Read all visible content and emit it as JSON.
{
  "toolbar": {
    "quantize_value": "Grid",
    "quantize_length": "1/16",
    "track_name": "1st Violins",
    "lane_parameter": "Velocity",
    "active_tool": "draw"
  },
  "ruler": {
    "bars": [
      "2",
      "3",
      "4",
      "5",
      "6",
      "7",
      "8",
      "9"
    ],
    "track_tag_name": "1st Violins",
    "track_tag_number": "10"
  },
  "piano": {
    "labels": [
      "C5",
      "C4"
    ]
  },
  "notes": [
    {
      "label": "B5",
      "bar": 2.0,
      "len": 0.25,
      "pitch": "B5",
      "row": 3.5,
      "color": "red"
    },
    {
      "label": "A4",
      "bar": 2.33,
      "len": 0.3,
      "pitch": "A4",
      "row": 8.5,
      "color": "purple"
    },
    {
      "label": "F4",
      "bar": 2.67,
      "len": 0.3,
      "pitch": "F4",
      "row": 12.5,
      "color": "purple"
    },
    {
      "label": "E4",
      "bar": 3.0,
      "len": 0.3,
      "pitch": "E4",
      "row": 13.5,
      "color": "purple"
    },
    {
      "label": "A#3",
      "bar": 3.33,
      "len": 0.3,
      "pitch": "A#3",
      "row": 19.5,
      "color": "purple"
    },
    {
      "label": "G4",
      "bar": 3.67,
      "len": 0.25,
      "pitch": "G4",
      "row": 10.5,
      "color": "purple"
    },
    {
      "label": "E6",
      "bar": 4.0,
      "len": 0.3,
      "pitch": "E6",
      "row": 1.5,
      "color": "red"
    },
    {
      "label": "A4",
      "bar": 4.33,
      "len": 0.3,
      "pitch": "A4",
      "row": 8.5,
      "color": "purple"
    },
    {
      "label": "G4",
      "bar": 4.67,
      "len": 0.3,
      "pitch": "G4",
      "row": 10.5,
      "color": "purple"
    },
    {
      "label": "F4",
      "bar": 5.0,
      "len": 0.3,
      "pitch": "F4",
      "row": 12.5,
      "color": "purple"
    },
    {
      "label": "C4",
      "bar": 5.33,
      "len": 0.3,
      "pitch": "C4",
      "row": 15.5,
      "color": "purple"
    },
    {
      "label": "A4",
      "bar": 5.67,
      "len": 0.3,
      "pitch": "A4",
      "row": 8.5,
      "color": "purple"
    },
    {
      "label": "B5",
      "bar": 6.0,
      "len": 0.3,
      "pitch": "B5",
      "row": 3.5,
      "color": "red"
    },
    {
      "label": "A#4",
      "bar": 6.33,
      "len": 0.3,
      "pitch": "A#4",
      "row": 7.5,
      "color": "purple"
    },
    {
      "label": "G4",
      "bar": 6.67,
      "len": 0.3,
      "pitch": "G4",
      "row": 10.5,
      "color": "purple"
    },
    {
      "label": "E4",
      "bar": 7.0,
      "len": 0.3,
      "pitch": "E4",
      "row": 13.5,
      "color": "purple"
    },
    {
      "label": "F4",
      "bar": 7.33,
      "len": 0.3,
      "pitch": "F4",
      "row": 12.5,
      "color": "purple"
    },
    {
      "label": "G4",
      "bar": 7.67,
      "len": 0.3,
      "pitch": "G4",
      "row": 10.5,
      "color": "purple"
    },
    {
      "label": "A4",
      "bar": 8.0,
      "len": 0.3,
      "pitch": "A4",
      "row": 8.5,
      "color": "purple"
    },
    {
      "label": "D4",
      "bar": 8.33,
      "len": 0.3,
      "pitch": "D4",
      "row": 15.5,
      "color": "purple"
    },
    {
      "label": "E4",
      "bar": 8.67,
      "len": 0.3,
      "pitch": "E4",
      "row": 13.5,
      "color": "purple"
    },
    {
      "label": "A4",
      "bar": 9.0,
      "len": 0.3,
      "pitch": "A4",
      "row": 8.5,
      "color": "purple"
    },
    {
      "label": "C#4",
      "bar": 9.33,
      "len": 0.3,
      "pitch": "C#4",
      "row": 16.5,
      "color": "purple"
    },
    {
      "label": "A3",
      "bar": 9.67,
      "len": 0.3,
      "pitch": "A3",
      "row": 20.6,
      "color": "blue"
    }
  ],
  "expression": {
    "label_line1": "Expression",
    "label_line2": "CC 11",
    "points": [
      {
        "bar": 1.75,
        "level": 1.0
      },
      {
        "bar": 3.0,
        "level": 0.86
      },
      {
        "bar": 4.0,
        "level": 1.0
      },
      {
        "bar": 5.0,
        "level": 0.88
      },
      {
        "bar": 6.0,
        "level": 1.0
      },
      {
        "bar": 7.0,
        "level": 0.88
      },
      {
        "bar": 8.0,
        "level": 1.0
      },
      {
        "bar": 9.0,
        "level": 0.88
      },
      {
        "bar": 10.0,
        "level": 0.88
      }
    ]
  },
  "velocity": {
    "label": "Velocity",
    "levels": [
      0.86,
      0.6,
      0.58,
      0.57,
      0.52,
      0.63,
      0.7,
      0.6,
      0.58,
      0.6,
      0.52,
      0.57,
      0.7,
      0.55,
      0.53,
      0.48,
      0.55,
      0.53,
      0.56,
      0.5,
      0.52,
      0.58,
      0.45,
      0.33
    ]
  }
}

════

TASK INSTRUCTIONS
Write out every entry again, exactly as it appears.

EXERCISE ANSWER
Read all visible content and emit it as JSON.
{
  "toolbar": {
    "quantize_value": "Grid",
    "quantize_length": "1/16",
    "track_name": "1st Violins",
    "lane_parameter": "Velocity",
    "active_tool": "draw"
  },
  "ruler": {
    "bars": [
      "2",
      "3",
      "4",
      "5",
      "6",
      "7",
      "8",
      "9"
    ],
    "track_tag_name": "1st Violins",
    "track_tag_number": "10"
  },
  "piano": {
    "labels": [
      "C5",
      "C4"
    ]
  },
  "notes": [
    {
      "label": "B5",
      "bar": 2.0,
      "len": 0.25,
      "pitch": "B5",
      "row": 3.5,
      "color": "red"
    },
    {
      "label": "A4",
      "bar": 2.33,
      "len": 0.3,
      "pitch": "A4",
      "row": 8.5,
      "color": "purple"
    },
    {
      "label": "F4",
      "bar": 2.67,
      "len": 0.3,
      "pitch": "F4",
      "row": 12.5,
      "color": "purple"
    },
    {
      "label": "E4",
      "bar": 3.0,
      "len": 0.3,
      "pitch": "E4",
      "row": 13.5,
      "color": "purple"
    },
    {
      "label": "A#3",
      "bar": 3.33,
      "len": 0.3,
      "pitch": "A#3",
      "row": 19.5,
      "color": "purple"
    },
    {
      "label": "G4",
      "bar": 3.67,
      "len": 0.25,
      "pitch": "G4",
      "row": 10.5,
      "color": "purple"
    },
    {
      "label": "E6",
      "bar": 4.0,
      "len": 0.3,
      "pitch": "E6",
      "row": 1.5,
      "color": "red"
    },
    {
      "label": "A4",
      "bar": 4.33,
      "len": 0.3,
      "pitch": "A4",
      "row": 8.5,
      "color": "purple"
    },
    {
      "label": "G4",
      "bar": 4.67,
      "len": 0.3,
      "pitch": "G4",
      "row": 10.5,
      "color": "purple"
    },
    {
      "label": "F4",
      "bar": 5.0,
      "len": 0.3,
      "pitch": "F4",
      "row": 12.5,
      "color": "purple"
    },
    {
      "label": "C4",
      "bar": 5.33,
      "len": 0.3,
      "pitch": "C4",
      "row": 15.5,
      "color": "purple"
    },
    {
      "label": "A4",
      "bar": 5.67,
      "len": 0.3,
      "pitch": "A4",
      "row": 8.5,
      "color": "purple"
    },
    {
      "label": "B5",
      "bar": 6.0,
      "len": 0.3,
      "pitch": "B5",
      "row": 3.5,
      "color": "red"
    },
    {
      "label": "A#4",
      "bar": 6.33,
      "len": 0.3,
      "pitch": "A#4",
      "row": 7.5,
      "color": "purple"
    },
    {
      "label": "G4",
      "bar": 6.67,
      "len": 0.3,
      "pitch": "G4",
      "row": 10.5,
      "color": "purple"
    },
    {
      "label": "E4",
      "bar": 7.0,
      "len": 0.3,
      "pitch": "E4",
      "row": 13.5,
      "color": "purple"
    },
    {
      "label": "F4",
      "bar": 7.33,
      "len": 0.3,
      "pitch": "F4",
      "row": 12.5,
      "color": "purple"
    },
    {
      "label": "G4",
      "bar": 7.67,
      "len": 0.3,
      "pitch": "G4",
      "row": 10.5,
      "color": "purple"
    },
    {
      "label": "A4",
      "bar": 8.0,
      "len": 0.3,
      "pitch": "A4",
      "row": 8.5,
      "color": "purple"
    },
    {
      "label": "D4",
      "bar": 8.33,
      "len": 0.3,
      "pitch": "D4",
      "row": 15.5,
      "color": "purple"
    },
    {
      "label": "E4",
      "bar": 8.67,
      "len": 0.3,
      "pitch": "E4",
      "row": 13.5,
      "color": "purple"
    },
    {
      "label": "A4",
      "bar": 9.0,
      "len": 0.3,
      "pitch": "A4",
      "row": 8.5,
      "color": "purple"
    },
    {
      "label": "C#4",
      "bar": 9.33,
      "len": 0.3,
      "pitch": "C#4",
      "row": 16.5,
      "color": "purple"
    },
    {
      "label": "A3",
      "bar": 9.67,
      "len": 0.3,
      "pitch": "A3",
      "row": 20.6,
      "color": "blue"
    }
  ],
  "expression": {
    "label_line1": "Expression",
    "label_line2": "CC 11",
    "points": [
      {
        "bar": 1.75,
        "level": 1.0
      },
      {
        "bar": 3.0,
        "level": 0.86
      },
      {
        "bar": 4.0,
        "level": 1.0
      },
      {
        "bar": 5.0,
        "level": 0.88
      },
      {
        "bar": 6.0,
        "level": 1.0
      },
      {
        "bar": 7.0,
        "level": 0.88
      },
      {
        "bar": 8.0,
        "level": 1.0
      },
      {
        "bar": 9.0,
        "level": 0.88
      },
      {
        "bar": 10.0,
        "level": 0.88
      }
    ]
  },
  "velocity": {
    "label": "Velocity",
    "levels": [
      0.86,
      0.6,
      0.58,
      0.57,
      0.52,
      0.63,
      0.7,
      0.6,
      0.58,
      0.6,
      0.52,
      0.57,
      0.7,
      0.55,
      0.53,
      0.48,
      0.55,
      0.53,
      0.56,
      0.5,
      0.52,
      0.58,
      0.45,
      0.33
    ]
  }
}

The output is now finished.